Essential ActionScript 3.0 by Colin Moock

Stay ahead with the world's most comprehensive technology and business learning platform.

With Safari, you learn the way you learn best. Get unlimited access to videos, live online training, learning paths, books, tutorials, and more.

Start Free Trial

No credit card required

Typographical Conventions

In order to indicate the various syntactic components of ActionScript, this book uses the following conventions:

Menu options

Menu options are shown using the → character, such as File → Open.

Constant width

Indicates code examples, code snippets, variable names, and parameter names.

Italic

Indicates function names, method names, class names, package names, URLs, filenames, datatypes, keywords, objects, and file suffixes such as .swf. In addition to being italicized in the body text, method and function names are also followed by parentheses, such as duplicateMovieClip( ).

Constant width bold

Indicates text that you must enter verbatim when following a step-by-step procedure. Constant width bold is also sometimes used within code examples for emphasis, such as to highlight an important line of code in a larger example.
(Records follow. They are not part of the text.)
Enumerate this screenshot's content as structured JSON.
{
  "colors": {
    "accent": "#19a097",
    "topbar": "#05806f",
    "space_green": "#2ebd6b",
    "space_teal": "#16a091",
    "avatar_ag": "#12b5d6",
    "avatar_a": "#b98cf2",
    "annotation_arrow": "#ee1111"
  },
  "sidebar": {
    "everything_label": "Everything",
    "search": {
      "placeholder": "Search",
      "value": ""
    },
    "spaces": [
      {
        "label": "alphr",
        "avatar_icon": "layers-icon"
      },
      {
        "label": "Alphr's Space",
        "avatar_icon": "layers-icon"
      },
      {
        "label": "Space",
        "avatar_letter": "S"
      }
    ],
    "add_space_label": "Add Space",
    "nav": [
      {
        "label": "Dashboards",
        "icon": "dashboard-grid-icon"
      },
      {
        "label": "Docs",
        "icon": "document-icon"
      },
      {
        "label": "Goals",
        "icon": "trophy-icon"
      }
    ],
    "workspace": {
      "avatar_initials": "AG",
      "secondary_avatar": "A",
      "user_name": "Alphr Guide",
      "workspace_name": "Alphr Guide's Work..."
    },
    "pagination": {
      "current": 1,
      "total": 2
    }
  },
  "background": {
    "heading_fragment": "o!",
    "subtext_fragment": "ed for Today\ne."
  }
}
Constant width italic

Indicates code that you must replace with an appropriate value (e.g., yournamehere).

Tip

This is a tip. It contains useful information about the topic at hand, often highlighting important concepts or best practices.

Warning

This is a warning. It helps you solve and avoid annoying problems. Ignore at your own peril.

Note

This is a note about ActionScript 2.0. It compares and contrasts ActionScript 2.0 with ActionScript 3.0, helping you to migrate to ActionScript 3.0 and to understand important differences between the two versions of the language.

Coding and vocabulary conventions used in this book include:

  • The keyword this is written in constant-width font because it is an implicit parameter passed to methods and functions.

  • In general, the keyword this is not included when making reference to identifiers from within instance methods. However, this is used to disambiguate instance variables and instance methods from parameters and local variables.

  • When discussing accessor methods and mutator methods, this book avoids the traditional terms accessor, mutator, getter, and setter. Instead, this book uses the unofficial terms retriever method and modifier method. See Chapter 3.

  • In a class definition that contains static variables, static methods, instance variables, instance methods, and a constructor method, this book lists the static variables first, followed by the static methods, the instance variables, the class constructor method, and finally, the instance methods.

  • This book uses ALL CAPITAL LETTERS for constant names.

  • When referring to static variables and static methods, this book always includes the name of the class that defines the variable or method.

  • Unless otherwise stated, function closures are referred to by the shorter term function. See Chapter 5 for a description of the difference between the two terms.

  • This book assumes that all code is compiled in strict mode. Furthermore, after Chapter 7, this book supplies type annotations for all variables, parameters, and return values.

  • Event listeners in this book are named using the format eventNameListener, where eventName is the string name of the event.

With Safari, you learn the way you learn best. Get unlimited access to videos, live online training, learning paths, books, interactive tutorials, and more.

Start Free Trial

No credit card required